I'm nowhere near lifetime elite status
Each of the major three carriers offers some type of lifetime elite status program, and this can be a reason to stay loyal to a single airline. However, since I've spread the love around these airlines during my time as a road warrior, I'm still a good ways off from reaching the lowest tier with any of them. The one that's somewhat within striking distance is Delta, where my Million Miler Qualification balance is currently 681,177 miles. Still, that's a lot of additional flying to unlock complimentary annual Silver Medallion status (and the limited perks it confers).
This then feeds into the last point ...
I can still get elite-like perks
Finally, I can replicate many of the perks that a low- or mid-tier elite traveler would enjoy simply by strategizing with my credit cards.

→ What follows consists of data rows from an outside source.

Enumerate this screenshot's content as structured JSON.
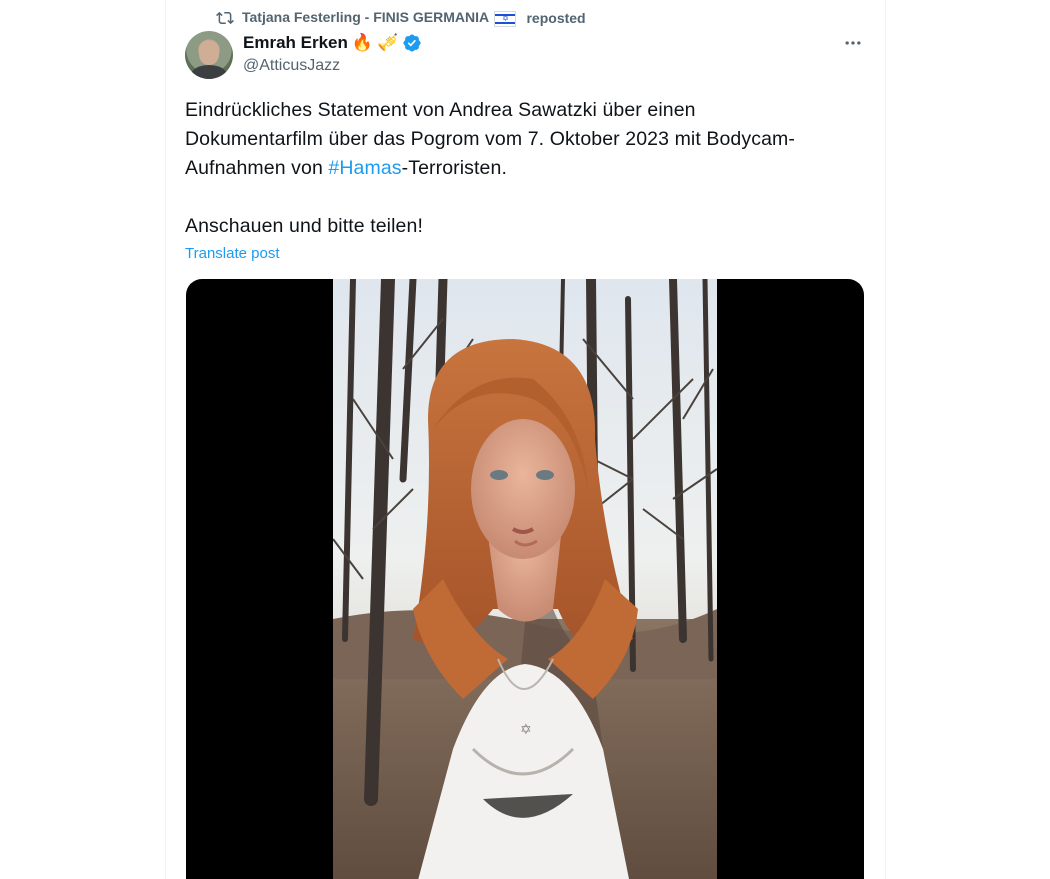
{
  "repost": {
    "icon": "repost-icon",
    "user_name": "Tatjana Festerling - FINIS GERMANIA",
    "flag": "israel-flag-icon",
    "action_text": "reposted"
  },
  "author": {
    "display_name": "Emrah Erken",
    "emojis": [
      "🔥",
      "🎺"
    ],
    "verified": true,
    "handle": "@AtticusJazz"
  },
  "post": {
    "line1": "Eindrückliches Statement von Andrea Sawatzki über einen",
    "line2": "Dokumentarfilm über das Pogrom vom 7. Oktober 2023 mit Bodycam-",
    "line3_before": "Aufnahmen von ",
    "line3_hashtag": "#Hamas",
    "line3_after": "-Terroristen.",
    "line4": "Anschauen und bitte teilen!",
    "translate_label": "Translate post"
  },
  "media": {
    "type": "video",
    "content": "woman-in-forest-video-frame"
  },
  "colors": {
    "text": "#0f1419",
    "secondary": "#536471",
    "link": "#1d9bf0",
    "verified": "#1d9bf0",
    "border": "#eff3f4"
  }
}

Sure these won't get me upgrade certificates to jump to business class on a long-haul, economy flight I purchased for $600, but they can sure make my travel life less stressful, less costly and more comfortable.
Here are some of those cards currently in my wallet:
- The Platinum Card® from American Express: Access to Centurion Lounges, Priority Pass lounges and Delta Sky Clubs (when flying Delta) plus Even More Space seats on JetBlue as my designated carrier for the annual up to $200 airline fee statement credit. Enrollment required.
- Citi® / AAdvantage® Executive World Elite Mastercard®: Access to American Admirals Clubs (including for my authorized users) plus a free checked bag on domestic flights
- United Explorer Card: Free checked bag on all United flights, enhanced award availability and 2 United Club one-time passes each year
- JetBlue Plus Card: Free checked bag on all JetBlue flights, 50% in-flight discount
Other cards offer similar benefits, so be sure to check out our guide to the best credit cards for elite status for additional suggestions.
The U.S. airlines have been sliding toward a revenue-based program for a number of years, and my colleague Summer Hull just highlighted United's history along these lines in bemoaning the carrier's most recent changes. I've never regretted making a conscious decision to stop pursuing elite status, and United's new elite status qualification scheme (that will almost certainly be copied by others) is further proof that I made the right one.
That's not to say United's new program is 100% negative. There are clearly those who benefited with the addition of a revenue requirement for elite status back in 2014 and those who began taking home more redeemable miles when Delta, United and American all shifted to what is essentially the same revenue-based earning scheme. I'm just not one of those travelers.
If these latest changes represent the straw that broke the camel's back, come join me in no longer worrying about qualifying year in and year out. You may be surprised at just how refreshing it is.